Paydretz – Chroniques de l’Insurrection Review

Paydretz – Chroniques de l’Insurrection Review

“If there’s something that black metal bands have been flocking to lately, besides corpse paint and hooded sweatshirts, it’s war. Over the last decade, the genre’s been scouring both World Wars to the point of picking at scraps. Scant few, if any, even bothered to turn their eyes to battles of centuries past, especially when it comes to the French Revolution or, more specifically, the War in the Vendée. A counter-revolution that lasted approximately three years and resulted in the slaughter of countless men, women, and children, the War in the Vendée remains an oft-overlooked bloodbath, save for the occasional historical film or two. Today, French supergroup Paydretz brings this historic tale to light on their debut, Chroniques de l’Insurrection.” Obscure French military history and metal.

Felled – The Intimate Earth Review

Felled – The Intimate Earth Review

Felled approach black metal differently than many. There’s a lot of mournful folk imbued within these sonic landscapes, thanks to a lead violin which takes center stage as often as, if not more often than, the lead guitars. Dour atmosphere grips with a cold, unforgiving hand and drags you across snowy tundra, no thought given to your ability to weather the journey. All that matters is that the melodies and moods cut through your thin flesh-wrapper and find a home deep inside your marrow.” Intimate despair.

Dordeduh – Har Review

Dordeduh – Har Review

“Until a few months ago I was only peripherally aware of Dordeduh. I had heard their debut album, 2012’s Dar de duh, and thought it was “good” but not really worth revisiting. Similarly, I was aware of the apparent amazingness of Om, Negură Bunget’s 2006 opus, in which Edmond “Huppogrammos” Karban and Cristian “Sol Faur” Popescu played a pivotal role.
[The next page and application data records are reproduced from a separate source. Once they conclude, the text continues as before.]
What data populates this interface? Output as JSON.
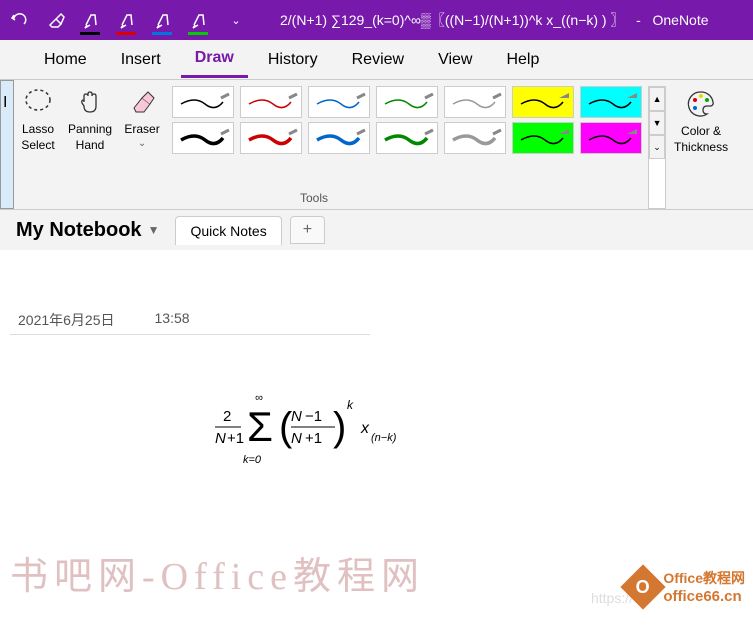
{
  "titlebar": {
    "formula_text": "2/(N+1) ∑129_(k=0)^∞▒〖((N−1)/(N+1))^k x_((n−k) ) 〗",
    "app_name": "OneNote",
    "icons": [
      "undo",
      "eraser",
      "highlighter-black",
      "highlighter-red",
      "highlighter-blue",
      "highlighter-green",
      "more"
    ]
  },
  "ribbon": {
    "tabs": [
      "Home",
      "Insert",
      "Draw",
      "History",
      "Review",
      "View",
      "Help"
    ],
    "active_tab": "Draw",
    "tools": {
      "lasso": "Lasso\nSelect",
      "panning": "Panning\nHand",
      "eraser": "Eraser",
      "color_thickness": "Color &\nThickness",
      "group_label": "Tools"
    }
  },
  "notebook": {
    "name": "My Notebook",
    "section": "Quick Notes"
  },
  "page": {
    "date": "2021年6月25日",
    "time": "13:58"
  },
  "watermark": {
    "text1": "书吧网-Office教程网",
    "url": "https://",
    "logo_top": "Office教程网",
    "logo_bottom": "office66.cn"
  }
}
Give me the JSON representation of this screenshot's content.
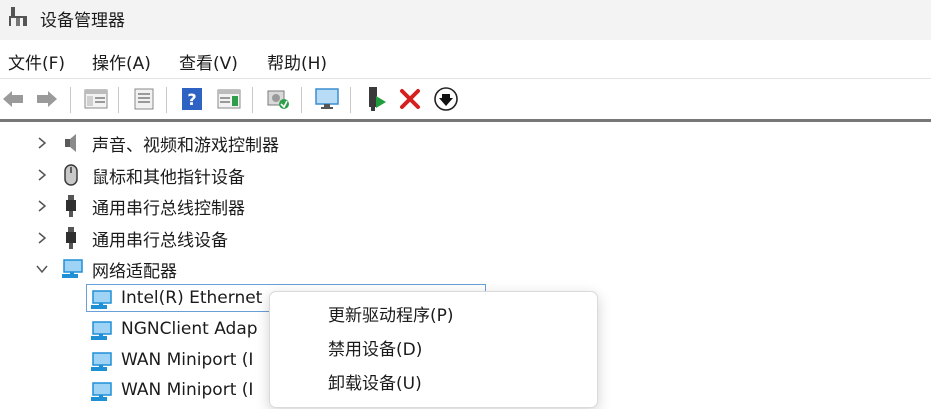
{
  "window": {
    "title": "设备管理器"
  },
  "menu": [
    "文件(F)",
    "操作(A)",
    "查看(V)",
    "帮助(H)"
  ],
  "toolbar": [
    "back-icon",
    "forward-icon",
    "show-hide-tree-icon",
    "properties-icon",
    "help-icon",
    "action-pane-icon",
    "scan-hardware-icon",
    "monitor-icon",
    "enable-device-icon",
    "uninstall-icon",
    "update-driver-icon"
  ],
  "tree": {
    "categories": [
      {
        "label": "声音、视频和游戏控制器",
        "icon": "speaker-icon",
        "expanded": false
      },
      {
        "label": "鼠标和其他指针设备",
        "icon": "mouse-icon",
        "expanded": false
      },
      {
        "label": "通用串行总线控制器",
        "icon": "usb-icon",
        "expanded": false
      },
      {
        "label": "通用串行总线设备",
        "icon": "usb-icon",
        "expanded": false
      },
      {
        "label": "网络适配器",
        "icon": "network-adapter-icon",
        "expanded": true
      }
    ],
    "adapters": [
      "Intel(R) Ethernet",
      "NGNClient Adap",
      "WAN Miniport (I",
      "WAN Miniport (I"
    ]
  },
  "context_menu": [
    "更新驱动程序(P)",
    "禁用设备(D)",
    "卸载设备(U)"
  ],
  "colors": {
    "selection_border": "#6a9fd7",
    "network_icon": "#1f8fd6",
    "uninstall_red": "#d4201f",
    "enable_green": "#1f9d3a"
  }
}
While that album was stunning in scope, the black metal production values turned me off. Potential, yes: essential, no. Fast forward to 2021, and on a whim I clicked on the first track released from Har, entitled “Descânt.” It was then that I knew I had to not only hear this album, but bring it forth to the Angry Metal Guy faithful.” From Romania with love.

Subterranean Masquerade – Mountain Fever Review

Subterranean Masquerade – Mountain Fever Review

“Let me preface this review with a bite-size Contrite Metal Guy: I overrated Subterranean Masquerade‘s last album, Vagabond, by half a point. While it’s still a damn cool album, with a great sense of adventure and exploration, it was also a bit unfocused and unbalanced, a shortcoming of which I failed to make note at the time. Alas, I am only human, and as the first underground band I discovered all on my own back in 2005, this band has a special place in my heart.” Cave raves.